The Four-Decade History of Open World Games

Those Assassin's Creeds and Far Crys and Grand Theft Autos had to come from somewhere.


In his video, YouTuber XboxAhoy takes a look at how games like the original Zelda, 1984's Elite, or the legendary Ultima series contributed to open world and sandbox games as we know them today. There's bits about some truly obscure titles in here, so even if you consider yourself a gaming history expert, there should be something new for you to learn. Have a look:

Ahoy also recently uploaded a complete edit of his excellent five-parter series on game graphics from last year, so make sure to check that out if you originally missed it:

Questions? Comments? Contact the author of this post at andras-AT-kotaku-DOT-com.

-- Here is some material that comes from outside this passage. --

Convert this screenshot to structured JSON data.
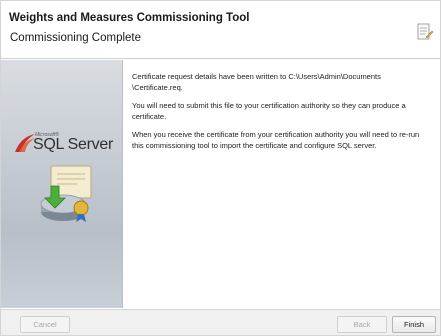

I still wish the open-world design of Elder Scrolls (without the mechanical jank), Stalker or even bits of Far Cry were bigger trendsetters than GTA. Those former games provided more world simulation, open-ended objectives, diverse ways of play beyond funny physics tricks, and encouraged exploration to find new content.

I'm tired of GTA worlds with copious buildings I can't enter, solely existing for cosmetic appearance save the few that exist around particular missions. Markers strewn across the map revealing most everything you can do in a given area. Selecting markers that plot a GPS line to follow, with nothing to really do until you get there...rather than building events that just occur as the player wanders organically.

Missions that when entered just become scripted affairs, with control taken away, and a rigid method to complete. Deviation getting you a fail state, or a "leaving the area" notification. It just...makes the "open" world feel pointless, merely a hub space between pockets of linear missions, or at worst just a linear game but with more travel time.